WEIGHT loss certainly hasn’t gone belly up for this dancer.
It’s more a case of belly down for Julie Thompson as she shed more than three stone to feel more slinky in her belly dancing outfits.
The 41-year-old feels so great about dropping from 17st 9lb to 14st 2lb that she’s opened her own slimming group in Washington.
Julie, 41, from Penshaw, said: “I really needed to do something. I was on high blood pressure tablets and I’d buried my head in the sand about my weight for too long.
“There was also the fact I wanted to be confident in my dancing costumes. I’d look around the dancing class and all the other girls are slim and I felt so much bigger next to them. I feel so much better about myself now.”
Julie, who attends dance classes in Boldon and at Dance City in Newcastle, managed to shift the excess pounds through Slimming World.
“Exercise alone wasn’t shifting the weight,” she explained.
“But the Slimming World plan changed the way I look at food and the way I eat it.
“I was stunned when I lost 5½ lbs in my first week.
“I still have things like curries and Chinese food but I make it myself from scratch so I can make sure it’s healthy.
“My blood pressure medication is now a thing of the past too.”

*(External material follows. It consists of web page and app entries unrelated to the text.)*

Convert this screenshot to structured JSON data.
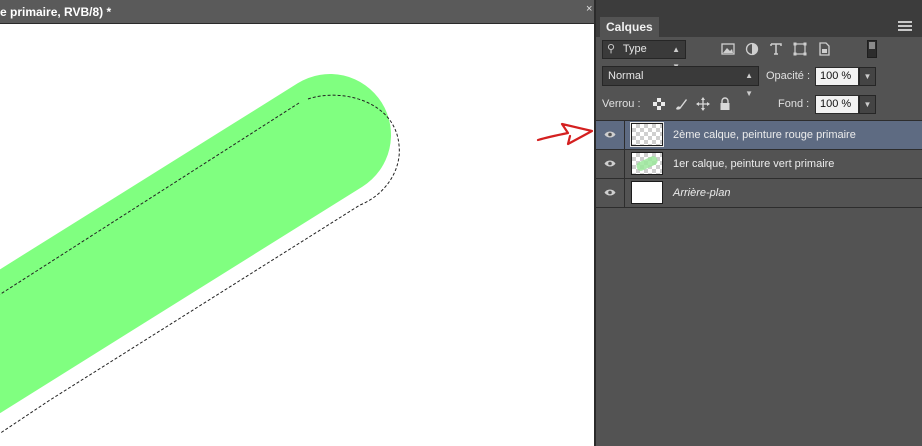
{
  "document": {
    "tab_title": "e primaire, RVB/8) *",
    "close_glyph": "×"
  },
  "colors": {
    "canvas_bg": "#ffffff",
    "paint_stroke": "#80ff80",
    "selection_line": "#222222",
    "annotation_arrow": "#d42020",
    "selected_row": "#5e6b82"
  },
  "panel": {
    "tab_label": "Calques",
    "filter": {
      "lens": "⚲",
      "value": "Type"
    },
    "filter_icons": [
      "image-filter-icon",
      "adjustment-filter-icon",
      "type-filter-icon",
      "shape-filter-icon",
      "smart-object-filter-icon"
    ],
    "blend_mode": "Normal",
    "opacity_label": "Opacité :",
    "opacity_value": "100 %",
    "lock_label": "Verrou :",
    "lock_icons": [
      "lock-transparency-icon",
      "lock-pixels-icon",
      "lock-position-icon",
      "lock-all-icon"
    ],
    "fill_label": "Fond :",
    "fill_value": "100 %",
    "layers": [
      {
        "name": "2ème calque, peinture rouge primaire",
        "visible": true,
        "selected": true
      },
      {
        "name": "1er calque, peinture vert primaire",
        "visible": true,
        "selected": false
      },
      {
        "name": "Arrière-plan",
        "visible": true,
        "selected": false
      }
    ]
  }
}
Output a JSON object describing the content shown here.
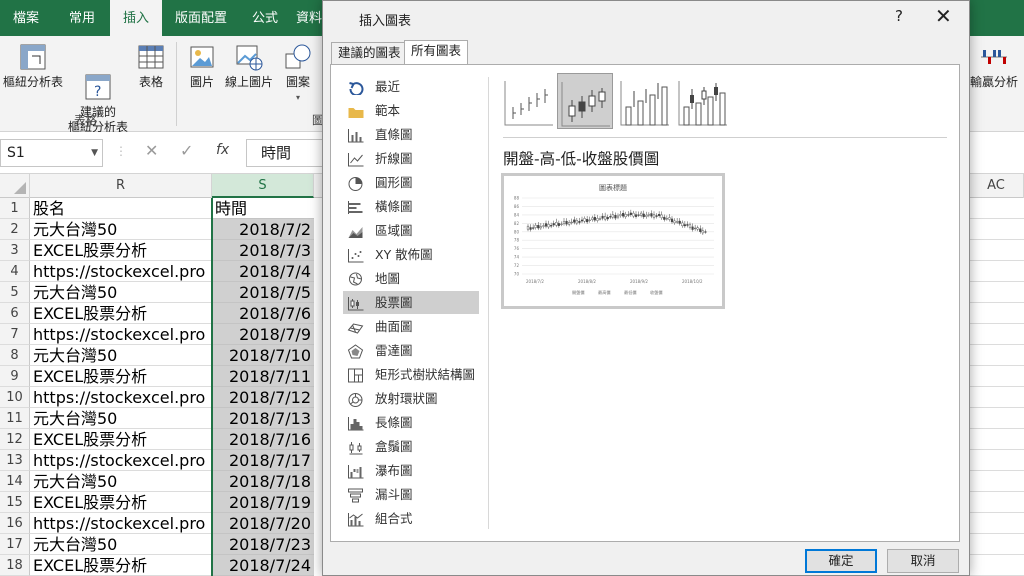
{
  "ribbon": {
    "tabs": [
      "檔案",
      "常用",
      "插入",
      "版面配置",
      "公式",
      "資料"
    ],
    "active_tab": "插入",
    "buttons": {
      "pivot": "樞紐分析表",
      "recommended_pivot": "建議的\n樞紐分析表",
      "table": "表格",
      "picture": "圖片",
      "online_picture": "線上圖片",
      "shapes": "圖案",
      "win_loss": "輸贏分析"
    },
    "group_table": "表格",
    "group_partial": "圖"
  },
  "formula_bar": {
    "name_box": "S1",
    "content": "時間"
  },
  "columns": {
    "r": "R",
    "s": "S",
    "ac": "AC"
  },
  "rows": [
    {
      "n": "1",
      "r": "股名",
      "s": "時間"
    },
    {
      "n": "2",
      "r": "元大台灣50",
      "s": "2018/7/2"
    },
    {
      "n": "3",
      "r": "EXCEL股票分析",
      "s": "2018/7/3"
    },
    {
      "n": "4",
      "r": "https://stockexcel.pro",
      "s": "2018/7/4"
    },
    {
      "n": "5",
      "r": "元大台灣50",
      "s": "2018/7/5"
    },
    {
      "n": "6",
      "r": "EXCEL股票分析",
      "s": "2018/7/6"
    },
    {
      "n": "7",
      "r": "https://stockexcel.pro",
      "s": "2018/7/9"
    },
    {
      "n": "8",
      "r": "元大台灣50",
      "s": "2018/7/10"
    },
    {
      "n": "9",
      "r": "EXCEL股票分析",
      "s": "2018/7/11"
    },
    {
      "n": "10",
      "r": "https://stockexcel.pro",
      "s": "2018/7/12"
    },
    {
      "n": "11",
      "r": "元大台灣50",
      "s": "2018/7/13"
    },
    {
      "n": "12",
      "r": "EXCEL股票分析",
      "s": "2018/7/16"
    },
    {
      "n": "13",
      "r": "https://stockexcel.pro",
      "s": "2018/7/17"
    },
    {
      "n": "14",
      "r": "元大台灣50",
      "s": "2018/7/18"
    },
    {
      "n": "15",
      "r": "EXCEL股票分析",
      "s": "2018/7/19"
    },
    {
      "n": "16",
      "r": "https://stockexcel.pro",
      "s": "2018/7/20"
    },
    {
      "n": "17",
      "r": "元大台灣50",
      "s": "2018/7/23"
    },
    {
      "n": "18",
      "r": "EXCEL股票分析",
      "s": "2018/7/24"
    }
  ],
  "dialog": {
    "title": "插入圖表",
    "help": "?",
    "close": "✕",
    "tabs": [
      "建議的圖表",
      "所有圖表"
    ],
    "active_tab": "所有圖表",
    "categories": [
      {
        "label": "最近",
        "icon": "recent-icon"
      },
      {
        "label": "範本",
        "icon": "templates-folder-icon"
      },
      {
        "label": "直條圖",
        "icon": "column-chart-icon"
      },
      {
        "label": "折線圖",
        "icon": "line-chart-icon"
      },
      {
        "label": "圓形圖",
        "icon": "pie-chart-icon"
      },
      {
        "label": "橫條圖",
        "icon": "bar-chart-icon"
      },
      {
        "label": "區域圖",
        "icon": "area-chart-icon"
      },
      {
        "label": "XY 散佈圖",
        "icon": "scatter-chart-icon"
      },
      {
        "label": "地圖",
        "icon": "map-chart-icon"
      },
      {
        "label": "股票圖",
        "icon": "stock-chart-icon"
      },
      {
        "label": "曲面圖",
        "icon": "surface-chart-icon"
      },
      {
        "label": "雷達圖",
        "icon": "radar-chart-icon"
      },
      {
        "label": "矩形式樹狀結構圖",
        "icon": "treemap-chart-icon"
      },
      {
        "label": "放射環狀圖",
        "icon": "sunburst-chart-icon"
      },
      {
        "label": "長條圖",
        "icon": "histogram-chart-icon"
      },
      {
        "label": "盒鬚圖",
        "icon": "box-whisker-chart-icon"
      },
      {
        "label": "瀑布圖",
        "icon": "waterfall-chart-icon"
      },
      {
        "label": "漏斗圖",
        "icon": "funnel-chart-icon"
      },
      {
        "label": "組合式",
        "icon": "combo-chart-icon"
      }
    ],
    "selected_category": "股票圖",
    "subtypes": [
      "high-low-close",
      "open-high-low-close",
      "volume-high-low-close",
      "volume-open-high-low-close"
    ],
    "selected_subtype": "open-high-low-close",
    "subtype_name": "開盤-高-低-收盤股價圖",
    "preview": {
      "title": "圖表標題",
      "y_ticks": [
        "88",
        "86",
        "84",
        "82",
        "80",
        "78",
        "76",
        "74",
        "72",
        "70"
      ],
      "x_ticks": [
        "2018/7/2",
        "2018/8/2",
        "2018/9/2",
        "2018/10/2"
      ],
      "legend": [
        "開盤價",
        "最高價",
        "最低價",
        "收盤價"
      ]
    },
    "ok": "確定",
    "cancel": "取消"
  },
  "colors": {
    "excel_green": "#217346",
    "selection_gray": "#cfcfcf",
    "primary_border": "#0078d7"
  }
}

She added: “One of things that made me join Slimming World was that one day I saw a friend I hadn’t seen in 23 years but I was too embarrassed to go up to her because of my size.

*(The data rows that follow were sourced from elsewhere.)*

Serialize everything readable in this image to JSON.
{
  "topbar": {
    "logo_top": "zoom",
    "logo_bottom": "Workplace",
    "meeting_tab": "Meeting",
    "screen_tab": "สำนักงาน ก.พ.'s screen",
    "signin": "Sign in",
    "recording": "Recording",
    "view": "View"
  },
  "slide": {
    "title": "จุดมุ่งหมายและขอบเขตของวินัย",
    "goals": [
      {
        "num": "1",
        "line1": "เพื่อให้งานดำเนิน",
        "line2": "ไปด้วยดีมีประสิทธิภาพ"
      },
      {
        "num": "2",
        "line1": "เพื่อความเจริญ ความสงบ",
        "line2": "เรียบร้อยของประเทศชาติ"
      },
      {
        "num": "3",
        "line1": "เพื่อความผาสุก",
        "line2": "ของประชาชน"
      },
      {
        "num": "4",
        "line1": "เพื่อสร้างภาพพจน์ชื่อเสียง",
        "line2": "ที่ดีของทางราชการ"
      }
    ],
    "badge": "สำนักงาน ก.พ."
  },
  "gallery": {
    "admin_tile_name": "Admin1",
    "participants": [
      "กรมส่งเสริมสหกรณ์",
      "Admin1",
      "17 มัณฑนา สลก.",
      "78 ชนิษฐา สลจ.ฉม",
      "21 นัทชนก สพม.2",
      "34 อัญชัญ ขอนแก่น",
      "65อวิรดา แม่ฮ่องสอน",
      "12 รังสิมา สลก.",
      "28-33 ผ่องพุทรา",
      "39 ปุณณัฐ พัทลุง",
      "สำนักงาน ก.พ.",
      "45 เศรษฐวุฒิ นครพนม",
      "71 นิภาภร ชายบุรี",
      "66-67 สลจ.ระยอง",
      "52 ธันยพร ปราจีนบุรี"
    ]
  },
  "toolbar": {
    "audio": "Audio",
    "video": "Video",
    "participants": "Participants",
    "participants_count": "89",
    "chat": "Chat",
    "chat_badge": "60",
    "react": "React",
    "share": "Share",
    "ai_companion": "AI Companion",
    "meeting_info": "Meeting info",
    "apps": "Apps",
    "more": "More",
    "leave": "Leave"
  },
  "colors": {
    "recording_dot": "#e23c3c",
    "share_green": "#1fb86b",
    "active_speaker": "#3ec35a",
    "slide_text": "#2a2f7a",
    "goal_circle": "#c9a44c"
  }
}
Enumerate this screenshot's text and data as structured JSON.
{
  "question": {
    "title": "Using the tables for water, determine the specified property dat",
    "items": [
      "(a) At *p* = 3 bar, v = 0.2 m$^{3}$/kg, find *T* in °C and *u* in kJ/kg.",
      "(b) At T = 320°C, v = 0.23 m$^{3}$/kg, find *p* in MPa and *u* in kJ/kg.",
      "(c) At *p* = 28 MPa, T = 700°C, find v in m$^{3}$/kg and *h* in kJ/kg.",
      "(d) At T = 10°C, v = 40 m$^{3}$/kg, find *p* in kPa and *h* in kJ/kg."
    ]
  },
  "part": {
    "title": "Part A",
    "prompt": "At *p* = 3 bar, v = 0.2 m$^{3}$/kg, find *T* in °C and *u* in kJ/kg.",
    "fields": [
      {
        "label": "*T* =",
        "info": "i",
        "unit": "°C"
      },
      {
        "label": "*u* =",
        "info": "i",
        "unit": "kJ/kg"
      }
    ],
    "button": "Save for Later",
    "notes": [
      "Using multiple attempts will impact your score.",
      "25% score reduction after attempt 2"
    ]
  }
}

“I got in touch with her after I’d lost two stone and now it’s like we’ve never been apart for all those years.”
Keen to share her experience, Julie has now started her own Slimming World group which meets at Washington Village Community Hall on Tuesdays at 7pm.
Hip gyrations scandalised the Victorians
BELLY dancing, which came to Europe in the 18th and 19th centuries, shocked Victorians through revealing costumes and gyration of the hips.
In the Middle East belly dancing was typically used as a folk or social dance or as performance art.
Although it was common for anyone to dance like this at social gatherings, professional dancers were not seen as respectable.
The dance was popularised in the West during the Romantic movement when Middle Eastern Countries began performing at various World Fairs.
In 1893 Sol Bloom referred to this dance as ‘danse du ventre’ which translated to English means ‘belly dance’. It was here the dancers gained attention and from then on the appearance of belly dancers became more common.
The costume, known as the bedlah, is typically covered in beads and sequins and allows the material to move rhythmically with the dancer.
As this is a non-impact weight bearing exercise it is suitable for all ages and has fast become a popular way to exercise and tone muscles.